Friday, February 1, 2013

Harper and Medical Marijuana

As my policy-analyst son has made abundantly clear to me, government policy formulation does not take place in a vacuum. Much time and deliberation goes into the devising of new policies or the revising of old ones. Like the butterfly effect, every change or innovation brings with it both anticipated and unanticipated results. The job of government bureaucrats is to minimize the latter.

However, I do have to wonder how much deliberation and due diligence comprise policy-making in the Harper government. We are told, for example, in pronouncements that smack more of ideology than of measured cogitation, that 'get tough on crime' legislation is both demanded by and essential for the Canadian populace. We are told of the necessity of building new superprisons. We are told that danger lurks everywhere within our midst, all of this within the larger context of falling crime rates and an aging populations. But, as journalist H.L Menken once observed.

“No one in this world, so far as I know — and I have searched the records for years, and employed agents to help me — has ever lost money by underestimating the intelligence of the great masses of the plain people. Nor has anyone ever lost public office thereby.”

Unfortunately, the scant attention to pesky details and the preoccupation with demagogic manipulation characteristic of our current federal regime do have some unfortunate consequences, most especially experienced by those with the least power in our society. In his column today, The Star's Joe Fiorito, a man of uncommon empathy, profiles three people, all of whom are licensed to use medical marijuana for their rather dire conditions but who, thanks to pending changes in federal regulations, will no longer be able to grow the drug nor access it except through a series of big private farms to grow and sell weed to all those Canadians who require it for medical reasons.

While those of a puritanical mindset may be dubious of medical marijuana claims, there is much anecdotal evidence attesting to its efficacy. Fiorito profiles three such beneficiaries:

- Erin broke her back twice in separate injuries and she lives in constant pain; she is licensed to possess and to grow; she uses marijuana as a pain reliever.

- Stu — he has significant arthritis, and has banged himself up pretty badly over the years on his motorcycle, or rather, off it — is a designated grower and a medical marijuana user.
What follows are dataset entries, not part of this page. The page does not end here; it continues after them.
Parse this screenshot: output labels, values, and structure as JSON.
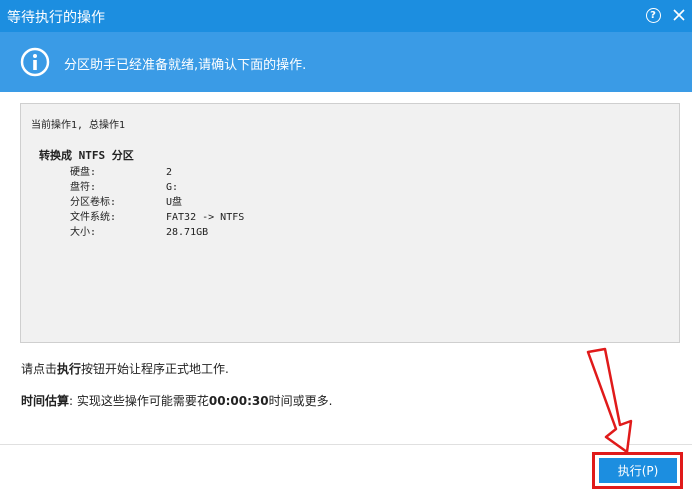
{
  "window": {
    "title": "等待执行的操作",
    "help_icon": "question-icon",
    "close_icon": "close-icon"
  },
  "banner": {
    "icon": "info-icon",
    "message": "分区助手已经准备就绪,请确认下面的操作."
  },
  "details": {
    "current_op": "当前操作1, 总操作1",
    "op_title": "转换成 NTFS 分区",
    "properties": [
      {
        "key": "硬盘:",
        "value": "2"
      },
      {
        "key": "盘符:",
        "value": "G:"
      },
      {
        "key": "分区卷标:",
        "value": "U盘"
      },
      {
        "key": "文件系统:",
        "value": "FAT32 -> NTFS"
      },
      {
        "key": "大小:",
        "value": "28.71GB"
      }
    ]
  },
  "instruction": {
    "prefix": "请点击",
    "button_ref": "执行",
    "suffix": "按钮开始让程序正式地工作."
  },
  "estimate": {
    "label": "时间估算",
    "text_before": ": 实现这些操作可能需要花",
    "time": "00:00:30",
    "text_after": "时间或更多."
  },
  "footer": {
    "execute_label": "执行(P)"
  },
  "colors": {
    "titlebar": "#1c8ee0",
    "banner": "#3a9be6",
    "highlight": "#e01a1a"
  }
}
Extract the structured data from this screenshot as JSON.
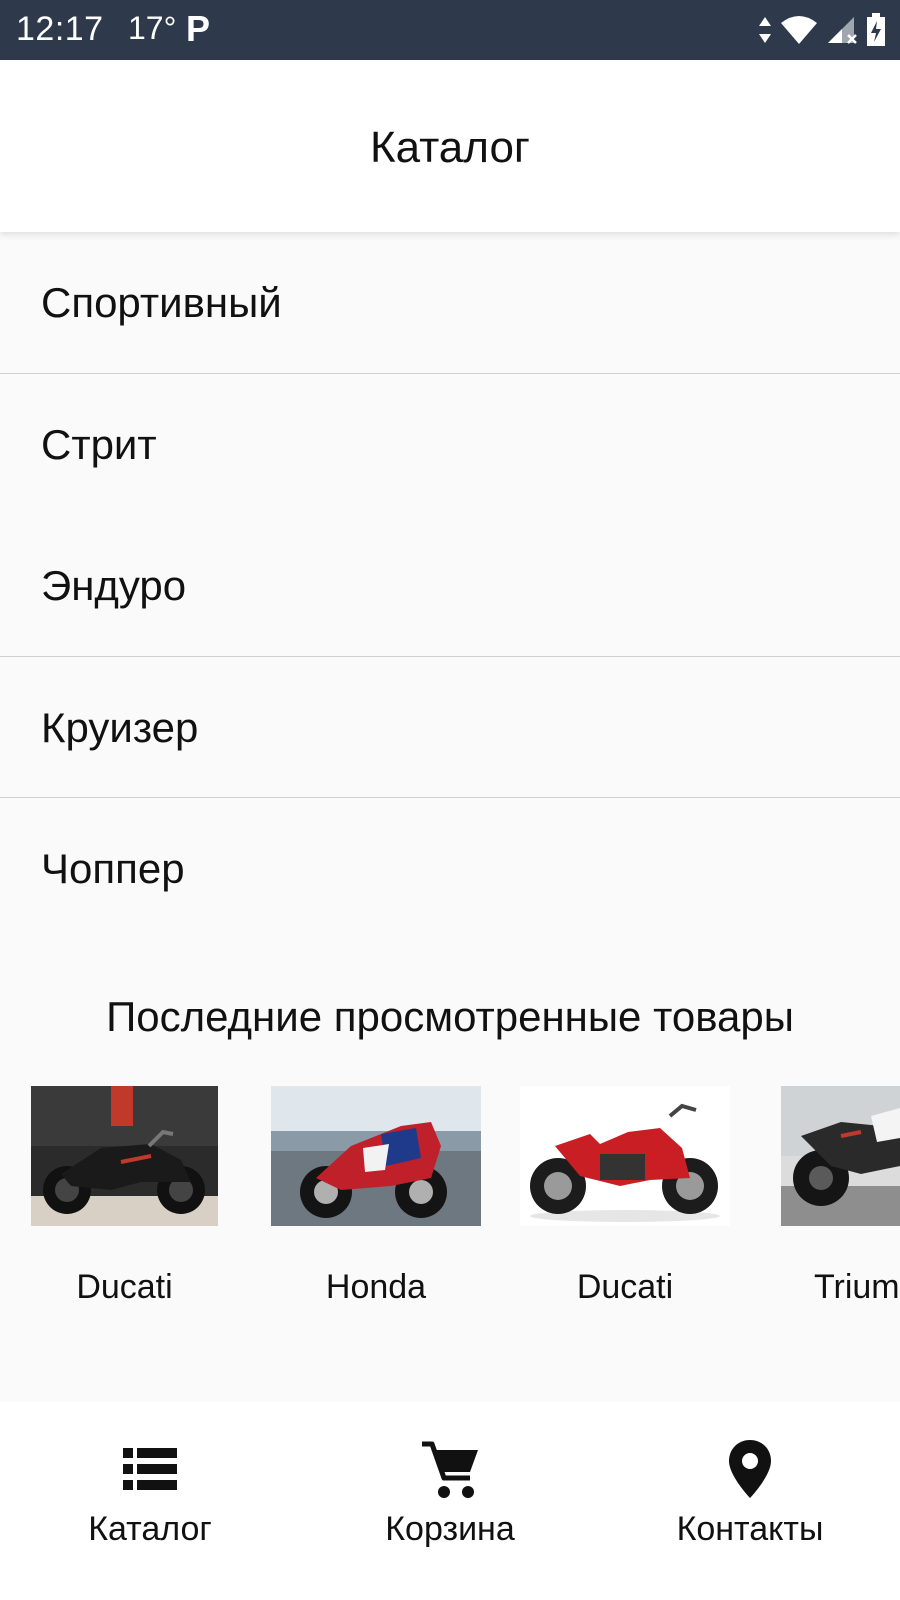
{
  "status_bar": {
    "time": "12:17",
    "temp": "17°",
    "p_icon": "P"
  },
  "app_bar": {
    "title": "Каталог"
  },
  "categories": [
    {
      "label": "Спортивный"
    },
    {
      "label": "Стрит"
    },
    {
      "label": "Эндуро"
    },
    {
      "label": "Круизер"
    },
    {
      "label": "Чоппер"
    }
  ],
  "recent": {
    "title": "Последние просмотренные товары",
    "items": [
      {
        "name": "Ducati",
        "image": "motorcycle-black-cruiser"
      },
      {
        "name": "Honda",
        "image": "motorcycle-red-sport"
      },
      {
        "name": "Ducati",
        "image": "motorcycle-red-naked"
      },
      {
        "name": "Trium",
        "image": "motorcycle-street"
      }
    ]
  },
  "bottom_nav": [
    {
      "label": "Каталог",
      "icon": "list-icon"
    },
    {
      "label": "Корзина",
      "icon": "cart-icon"
    },
    {
      "label": "Контакты",
      "icon": "location-pin-icon"
    }
  ],
  "colors": {
    "status_bar": "#2e3a4c",
    "background": "#fafafa",
    "divider": "#d0d0d0"
  }
}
- Jim has AIDS. He was diagnosed 30 years ago and takes the modern daily cocktail of pills and drugs to stay alive; the only way he can keep his appetite up is with marijuana; he, too, is a licensed user.

Each of the above uses very a high daily dose of the herb to treat their conditions, and none of the above will be able to afford the much higher costs that will be incurred through the purchase of their product from the private farms slated to come on stream in March 2014, the same time the previous permissions attending those who currently hold licenses are rendered invalid.

Just another example, I suspect, of people falling through the cracks owing to a government concerned more with the pursuit of ideology than it is with the well-being of the public it claims to serve.


  1. I think your son was speaking in the context of responsible government. You should read Ray Grigg's expose on Harper in the Common Sense Canadian.

    Harper defines Canadian policy very much in a vacuum in which science, fact and knowledge have been sucked out and replaced with the nothingness of fundamentalist belief. His minions are charged with the alchemist's chore of transforming nothing into something.

  2. Nicely-expressed, Mound. I find myself in complete agreement with your observations. I'll be sure to check out your link.